— Dataset records —
____

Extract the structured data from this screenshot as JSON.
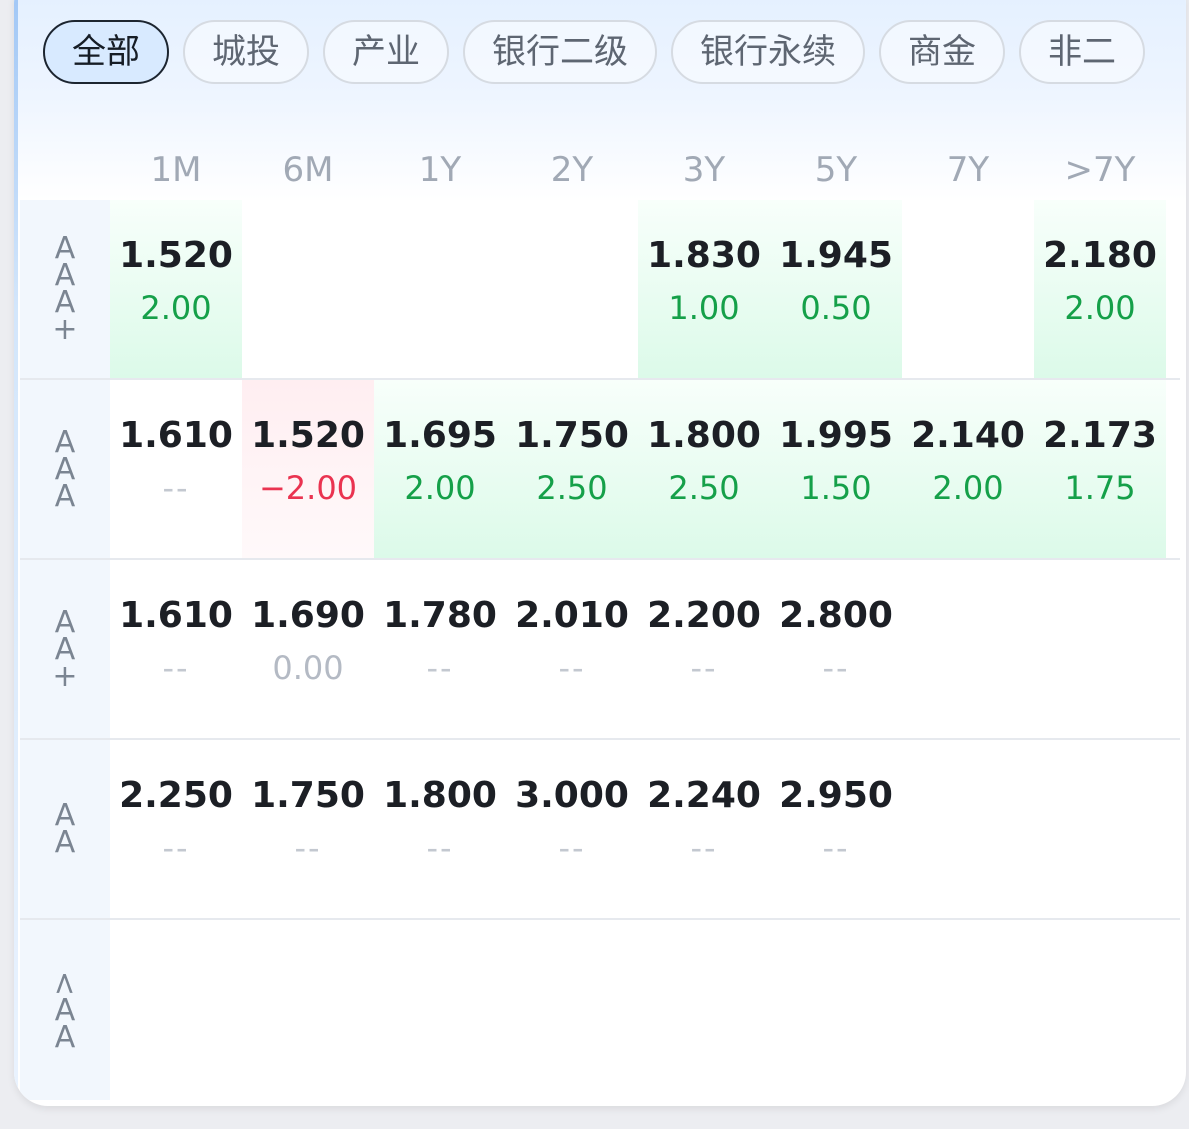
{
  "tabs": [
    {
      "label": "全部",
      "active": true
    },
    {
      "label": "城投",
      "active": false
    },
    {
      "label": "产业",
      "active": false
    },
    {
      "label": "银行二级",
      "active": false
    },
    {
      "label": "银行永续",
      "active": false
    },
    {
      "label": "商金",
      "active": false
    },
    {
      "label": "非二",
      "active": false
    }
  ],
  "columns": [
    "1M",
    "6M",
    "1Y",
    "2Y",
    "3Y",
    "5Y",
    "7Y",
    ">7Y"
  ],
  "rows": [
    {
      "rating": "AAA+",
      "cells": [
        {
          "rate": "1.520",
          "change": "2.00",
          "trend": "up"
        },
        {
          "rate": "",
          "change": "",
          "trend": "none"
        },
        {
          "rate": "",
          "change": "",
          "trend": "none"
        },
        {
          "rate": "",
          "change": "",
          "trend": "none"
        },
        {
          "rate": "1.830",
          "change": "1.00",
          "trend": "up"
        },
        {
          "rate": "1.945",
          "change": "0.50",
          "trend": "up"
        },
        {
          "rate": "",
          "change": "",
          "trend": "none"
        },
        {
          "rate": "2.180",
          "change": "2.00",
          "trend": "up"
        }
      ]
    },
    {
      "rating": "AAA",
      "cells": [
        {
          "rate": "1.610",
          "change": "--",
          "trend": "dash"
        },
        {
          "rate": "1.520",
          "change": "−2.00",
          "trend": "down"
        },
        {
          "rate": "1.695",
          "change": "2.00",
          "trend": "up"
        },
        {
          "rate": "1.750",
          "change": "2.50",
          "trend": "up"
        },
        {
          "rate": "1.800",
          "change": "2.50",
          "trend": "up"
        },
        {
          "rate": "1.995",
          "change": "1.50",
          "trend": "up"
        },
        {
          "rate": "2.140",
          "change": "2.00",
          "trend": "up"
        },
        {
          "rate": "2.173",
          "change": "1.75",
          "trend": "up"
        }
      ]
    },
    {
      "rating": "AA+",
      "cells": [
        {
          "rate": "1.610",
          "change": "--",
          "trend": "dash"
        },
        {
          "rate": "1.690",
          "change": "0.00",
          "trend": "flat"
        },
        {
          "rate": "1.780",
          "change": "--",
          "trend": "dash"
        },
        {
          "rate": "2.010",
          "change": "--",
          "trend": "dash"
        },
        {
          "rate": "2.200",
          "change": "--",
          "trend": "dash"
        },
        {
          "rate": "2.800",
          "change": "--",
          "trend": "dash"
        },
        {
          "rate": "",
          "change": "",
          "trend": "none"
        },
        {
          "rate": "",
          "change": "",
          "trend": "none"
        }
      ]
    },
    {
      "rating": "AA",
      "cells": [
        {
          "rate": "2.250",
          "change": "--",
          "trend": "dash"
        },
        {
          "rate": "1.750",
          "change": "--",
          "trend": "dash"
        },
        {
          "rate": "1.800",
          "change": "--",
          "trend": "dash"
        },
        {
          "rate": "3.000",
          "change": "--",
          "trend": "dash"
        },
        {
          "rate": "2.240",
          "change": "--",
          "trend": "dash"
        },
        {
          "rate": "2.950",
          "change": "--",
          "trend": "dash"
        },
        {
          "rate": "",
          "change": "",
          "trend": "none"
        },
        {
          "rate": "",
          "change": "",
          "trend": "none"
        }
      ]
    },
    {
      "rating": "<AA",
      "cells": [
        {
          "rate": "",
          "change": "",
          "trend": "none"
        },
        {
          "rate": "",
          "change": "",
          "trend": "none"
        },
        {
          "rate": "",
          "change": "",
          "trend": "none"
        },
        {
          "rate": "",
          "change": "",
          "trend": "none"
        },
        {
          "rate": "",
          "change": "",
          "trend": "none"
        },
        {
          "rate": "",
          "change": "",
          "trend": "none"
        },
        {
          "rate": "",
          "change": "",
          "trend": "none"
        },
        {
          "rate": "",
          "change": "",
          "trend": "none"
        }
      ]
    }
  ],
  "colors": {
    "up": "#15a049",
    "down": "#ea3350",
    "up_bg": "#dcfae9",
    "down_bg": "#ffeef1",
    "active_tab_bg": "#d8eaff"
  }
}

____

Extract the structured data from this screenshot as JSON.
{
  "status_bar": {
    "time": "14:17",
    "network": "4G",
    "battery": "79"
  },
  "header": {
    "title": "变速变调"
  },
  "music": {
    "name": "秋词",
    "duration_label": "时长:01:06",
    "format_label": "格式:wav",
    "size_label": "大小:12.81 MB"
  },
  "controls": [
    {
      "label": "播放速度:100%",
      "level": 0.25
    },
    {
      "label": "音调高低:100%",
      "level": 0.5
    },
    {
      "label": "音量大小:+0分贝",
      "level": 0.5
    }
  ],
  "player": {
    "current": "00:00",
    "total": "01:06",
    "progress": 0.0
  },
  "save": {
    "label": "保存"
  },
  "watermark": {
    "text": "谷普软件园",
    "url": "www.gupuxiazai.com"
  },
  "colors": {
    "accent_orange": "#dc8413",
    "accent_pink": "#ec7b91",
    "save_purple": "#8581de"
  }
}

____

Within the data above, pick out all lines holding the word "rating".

      "rating": "AAA+",
      "rating": "AAA",
      "rating": "AA+",
      "rating": "AA",
      "rating": "<AA",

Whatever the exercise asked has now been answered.